An exam question asked what stage of meiosis corresponds with "first meiotic arrest of oogenesis". I can't work out the answer from the wiki page - can anyone explain which step this refers to?
When females are in their mother's womb all their Oogenium (plural Oogenia) are being made, they they undergo mitotic divisions to become a primary oocyte. Then, the primary oocytes start to undergo meiosis I - but meiosis I is arrested. This is the first meiotic arrest. When does meiosis I continues? when a female hits puberty, every month one or more primary oocytes undergo meiosis I and create secondary oocytes. These secondary oocyte will then will start the second meiotic division, but this second meiotic division is arrested as well. It is arrested for about 24 hours, waiting for a sperm to meet it in the Fallopian tubes. The only time an egg (or in medical terms - secondary oocyte) will complete meiosis II is if a sperm penetrates the it, and them it is called an ovum, which develops into a zygote and a fetus.
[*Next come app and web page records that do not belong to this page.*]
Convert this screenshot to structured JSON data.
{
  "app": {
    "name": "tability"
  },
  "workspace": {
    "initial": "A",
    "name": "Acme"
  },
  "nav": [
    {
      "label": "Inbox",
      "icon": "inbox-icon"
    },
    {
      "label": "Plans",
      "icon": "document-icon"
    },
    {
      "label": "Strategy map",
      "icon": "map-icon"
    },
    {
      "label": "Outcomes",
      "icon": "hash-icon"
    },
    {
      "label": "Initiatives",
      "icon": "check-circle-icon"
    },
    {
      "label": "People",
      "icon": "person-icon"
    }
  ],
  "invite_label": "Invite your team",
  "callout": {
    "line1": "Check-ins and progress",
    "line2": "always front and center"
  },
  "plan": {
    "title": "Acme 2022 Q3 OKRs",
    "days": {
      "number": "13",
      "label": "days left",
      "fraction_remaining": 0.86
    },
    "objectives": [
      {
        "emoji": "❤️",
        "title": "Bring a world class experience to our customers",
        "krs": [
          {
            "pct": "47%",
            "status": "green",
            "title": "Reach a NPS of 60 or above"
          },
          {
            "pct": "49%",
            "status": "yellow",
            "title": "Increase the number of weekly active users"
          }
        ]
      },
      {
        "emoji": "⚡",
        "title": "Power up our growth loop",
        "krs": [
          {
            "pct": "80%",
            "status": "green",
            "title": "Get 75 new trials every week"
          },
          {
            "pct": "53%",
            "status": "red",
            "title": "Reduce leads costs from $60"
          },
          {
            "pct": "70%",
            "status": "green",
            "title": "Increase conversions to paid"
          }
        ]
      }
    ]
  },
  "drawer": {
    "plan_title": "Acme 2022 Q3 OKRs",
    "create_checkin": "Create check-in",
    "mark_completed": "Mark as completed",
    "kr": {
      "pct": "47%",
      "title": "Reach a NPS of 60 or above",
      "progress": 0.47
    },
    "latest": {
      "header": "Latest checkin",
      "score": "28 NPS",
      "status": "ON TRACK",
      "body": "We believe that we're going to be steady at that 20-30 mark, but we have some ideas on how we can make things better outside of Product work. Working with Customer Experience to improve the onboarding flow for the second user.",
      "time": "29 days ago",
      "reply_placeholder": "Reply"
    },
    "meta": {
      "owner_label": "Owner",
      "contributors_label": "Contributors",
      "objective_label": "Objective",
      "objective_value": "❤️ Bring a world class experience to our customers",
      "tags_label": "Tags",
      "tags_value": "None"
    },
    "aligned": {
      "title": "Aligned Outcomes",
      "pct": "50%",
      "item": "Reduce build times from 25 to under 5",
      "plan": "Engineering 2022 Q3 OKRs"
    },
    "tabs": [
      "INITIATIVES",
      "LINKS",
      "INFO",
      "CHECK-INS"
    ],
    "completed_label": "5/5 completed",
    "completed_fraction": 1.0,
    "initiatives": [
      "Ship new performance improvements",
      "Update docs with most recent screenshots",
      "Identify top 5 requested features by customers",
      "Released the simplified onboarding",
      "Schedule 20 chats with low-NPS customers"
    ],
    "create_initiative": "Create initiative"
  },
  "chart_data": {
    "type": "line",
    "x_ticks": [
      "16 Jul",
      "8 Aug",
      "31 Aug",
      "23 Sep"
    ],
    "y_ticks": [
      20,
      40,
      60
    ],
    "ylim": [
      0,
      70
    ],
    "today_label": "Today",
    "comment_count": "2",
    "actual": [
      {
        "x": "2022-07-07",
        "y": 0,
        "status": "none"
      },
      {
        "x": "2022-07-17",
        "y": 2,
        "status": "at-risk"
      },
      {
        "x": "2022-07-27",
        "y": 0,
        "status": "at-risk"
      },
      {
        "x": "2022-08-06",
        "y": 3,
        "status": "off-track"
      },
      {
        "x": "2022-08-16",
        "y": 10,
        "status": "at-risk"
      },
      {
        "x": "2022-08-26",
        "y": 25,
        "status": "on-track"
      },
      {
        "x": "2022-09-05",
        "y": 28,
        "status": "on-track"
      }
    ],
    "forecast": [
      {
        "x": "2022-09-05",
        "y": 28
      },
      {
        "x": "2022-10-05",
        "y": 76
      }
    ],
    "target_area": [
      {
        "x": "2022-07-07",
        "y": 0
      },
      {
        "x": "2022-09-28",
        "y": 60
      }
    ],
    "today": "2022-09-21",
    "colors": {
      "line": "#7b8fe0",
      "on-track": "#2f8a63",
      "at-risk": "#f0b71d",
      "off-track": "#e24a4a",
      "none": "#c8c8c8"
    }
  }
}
Therefore, the answer to your question will be - the first meiotic arrest in oogenesis will occur from the time the primary oocytes are created in the womb, until a female reaches puberty. starting puberty until menopause every month one or more primary oocytes will mature and complete the first meiotic division.
Hope this helps,
Meiosis consists of two divisions. Both are somehow similar to "ordinary" type of cell division - mitosis, but there is no DNA replication between them. As mitosis, each of two meiosis divisions might be divided into 5 stages:
The first division is crucial for reducing number of chromosomes. The prophase is subdivided to following stages:
In animals the function of meiosis is producing gametes. In case of oogenesis (in human) this process starts during prenatal development. Between 12-th and 25-th week of female foteus development cells called oogonia become primary oocytes and enter meiosis, but become arrested in stage of dictyotene, which is prolonged diplotene of prophase of first division. Then they wait 12 up to 50 years (too long waiting increase risk of chromosomal disjunction disorders such as Down syndrome in children of old mothers), covered by a leyer of cells - primordial follicle. At the beginning of each menstruation cycle one or few of follicles become growing (the folicule cells divide, but oocyte is still waiting) At the stage of Graafian follicle the follicle is about 75 times bigger and there is a cavity full of liquid between oocyte and surrounding cells. The hormone signal - LH from pituitary gland - brakes the meiosis block the primary oocyte divide into secondary oocyte and small first polar body (which quickly degenerate). At this time the follicule breakes - it's ovulation. The oocyte starts second division, but stops at the metaphase. This second arrest ends when sperm cell penetrate into oocyte. The second, small polar cell is released and haploid nuclei of ovum and spermatozoon fuse together.